'Worst Cooks in America' Winner and Husband Charged With Homicide in Death of 3-Year-Old Girl

Ariel and Jerry Robinson have been charged with homicide in the death of adopted 3-year-old daughter, authorities said.

A winner of "The Worst Cooks in America" reality series and her husband have been charged with homicide by child abuse in the death of their adopted 3-year-old daughter, authorities said.

Ariel Robinson, 29, and Jerry Robinson, 34, are being held without bail at the Greenville County Detention Center in South Carolina, according to online records.

The Food Network has removed season 20 of "Worst Cooks in America" from online streaming after its winner, Ariel Robinson, was arrested last week, People reported.

The woman, who had been a local middle school instructor, had her teacher's license suspended by the South Carolina Board of Education, which issued a statement Thursday saying officials had "reason to believe that, due to the serious nature of these allegations of misconduct, Ms. Robinson may pose a threat to the health, safety, and welfare of students, who may be under her instruction and that emergency action is required."

Police said they responded to call about an unresponsive child at the Robinson's Simpsonville home on Jan. 14. The child was pronounced dead at a nearby hospital.

An autopsy conducted by the Greenville County Coroner's Office ruled the cause of death was multiple blunt force injuries.
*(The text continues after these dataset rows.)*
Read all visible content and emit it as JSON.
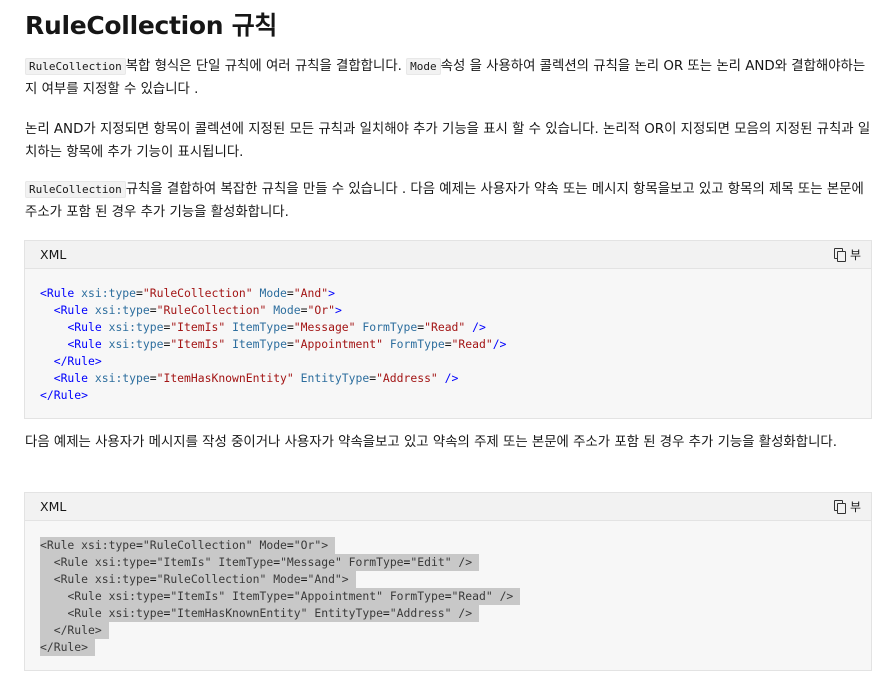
{
  "title": "RuleCollection 규칙",
  "para1": {
    "code1": "RuleCollection",
    "text1": "복합 형식은 단일 규칙에 여러 규칙을 결합합니다.",
    "code2": "Mode",
    "text2": "속성 을 사용하여 콜렉션의 규칙을 논리 OR 또는 논리 AND와 결합해야하는지 여부를 지정할 수 있습니다 ."
  },
  "para2": "논리 AND가 지정되면 항목이 콜렉션에 지정된 모든 규칙과 일치해야 추가 기능을 표시 할 수 있습니다. 논리적 OR이 지정되면 모음의 지정된 규칙과 일치하는 항목에 추가 기능이 표시됩니다.",
  "para3": {
    "code": "RuleCollection",
    "text": "규칙을 결합하여 복잡한 규칙을 만들 수 있습니다 . 다음 예제는 사용자가 약속 또는 메시지 항목을보고 있고 항목의 제목 또는 본문에 주소가 포함 된 경우 추가 기능을 활성화합니다."
  },
  "para4": "다음 예제는 사용자가 메시지를 작성 중이거나 사용자가 약속을보고 있고 약속의 주제 또는 본문에 주소가 포함 된 경우 추가 기능을 활성화합니다.",
  "code_block_1": {
    "language": "XML",
    "copy_label": "부",
    "lines": [
      "<Rule xsi:type=\"RuleCollection\" Mode=\"And\">",
      "  <Rule xsi:type=\"RuleCollection\" Mode=\"Or\">",
      "    <Rule xsi:type=\"ItemIs\" ItemType=\"Message\" FormType=\"Read\" />",
      "    <Rule xsi:type=\"ItemIs\" ItemType=\"Appointment\" FormType=\"Read\"/>",
      "  </Rule>",
      "  <Rule xsi:type=\"ItemHasKnownEntity\" EntityType=\"Address\" />",
      "</Rule>"
    ]
  },
  "code_block_2": {
    "language": "XML",
    "copy_label": "부",
    "highlighted": true,
    "lines": [
      "<Rule xsi:type=\"RuleCollection\" Mode=\"Or\">",
      "  <Rule xsi:type=\"ItemIs\" ItemType=\"Message\" FormType=\"Edit\" />",
      "  <Rule xsi:type=\"RuleCollection\" Mode=\"And\">",
      "    <Rule xsi:type=\"ItemIs\" ItemType=\"Appointment\" FormType=\"Read\" />",
      "    <Rule xsi:type=\"ItemHasKnownEntity\" EntityType=\"Address\" />",
      "  </Rule>",
      "</Rule>"
    ]
  },
  "colors": {
    "tag": "#0101fd",
    "attribute": "#2d6e9e",
    "value": "#a31515",
    "selection": "#c8c8c8"
  }
}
The 3-year-old was identified as Victoria Rose Smith. She had been in foster care for much of her young life, according to local reports.

Ariel, who also worked as a stand-up comic, won $25,000 on last year's season 20 of the cooking series, in which self-professed awful cooks compete against each other while being instructed by celebrity chefs.

The Food Network has not commented on the arrests. 

The victim had been recently adopted by the Robinsons, according to WYFF-TV. The station interviewed the child's previous foster parents, Tiffany and Cameron Huggins, after Victoria's death.

"She was just a natural," Tiffany Huggins said. “She had the best personality and I’m not just saying that cause I was her momma, but she was just our light. She was a beautiful child, inside and out."

Ariel Robinson had told the station after her win last year that the prize money would be a blessing because they had adopted three children. The now deceased toddler was one of them.

“I just know that the Lord had his hands on me and he had a purpose for me to go on there,” Robinson said in the August interview. “He knew we were going through this adoption, we really could use the money and he just let everything work out for our good.”